“Something people don’t know about the largest railway station”
It was constructed in an era before heavy machinery. Its biggest train station was constructed over the course of more than two years. This train station is so large, according to US media accounts, that 10,000 people collaborated daily to build it. Not only is this station renowned for its size, but also for its architecture and style.
44 trains can halt at once at Grand Central Terminal
This station has 44 platforms in total, allowing 44 trains to stop at once. Let us mention that Grand Central Station has served as the backdrop for numerous movies.
Interesting facts about Indian Railways
The name Mathura, which is located in the state of Uttar Pradesh, is registered for the greatest railway junction in all of India. A railway station is considered to be at a junction when at least three different routes cross it. As a result, the Gorakhpur railway station in Uttar Pradesh is home to the world’s longest platform. Earlier versions of this document were filed under the name of Kharagpur station.
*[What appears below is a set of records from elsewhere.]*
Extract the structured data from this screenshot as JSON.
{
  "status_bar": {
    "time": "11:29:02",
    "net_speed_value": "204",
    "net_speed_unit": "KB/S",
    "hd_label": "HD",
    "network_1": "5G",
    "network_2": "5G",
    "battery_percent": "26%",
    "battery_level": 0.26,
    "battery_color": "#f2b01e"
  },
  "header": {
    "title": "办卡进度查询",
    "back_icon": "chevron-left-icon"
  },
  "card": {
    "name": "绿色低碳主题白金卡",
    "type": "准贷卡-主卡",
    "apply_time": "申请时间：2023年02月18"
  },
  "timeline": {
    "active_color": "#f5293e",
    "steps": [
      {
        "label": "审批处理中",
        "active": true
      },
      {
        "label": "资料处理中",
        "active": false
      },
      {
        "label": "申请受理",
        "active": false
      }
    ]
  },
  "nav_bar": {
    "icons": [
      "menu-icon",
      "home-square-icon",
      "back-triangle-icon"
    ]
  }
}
Also read:‘The Last of Us’ Episode 6 recap: Reunited brothers spark family drama for survival
Grand Central Station, Park Avenue and 42nd Street, New York City, USA, built during 1903–13, contains 44 platforms, making it the largest station in the world by platform count. With 26 tracks on the lower level and 41 tracks on the upper level, they are spread across two underground levels. The station is 19 ha (48 acres) in size, and on average, 125,000 commuters and 660 Metro North trains pass by it each day. Moreover, the Waldorf Astoria hotel, which is close to Grand Central Station, has a hidden platform. It is thought that President Franklin D. Roosevelt utilised this to exit the hotel in his wheelchair while remaining hidden from view (after giving a speech).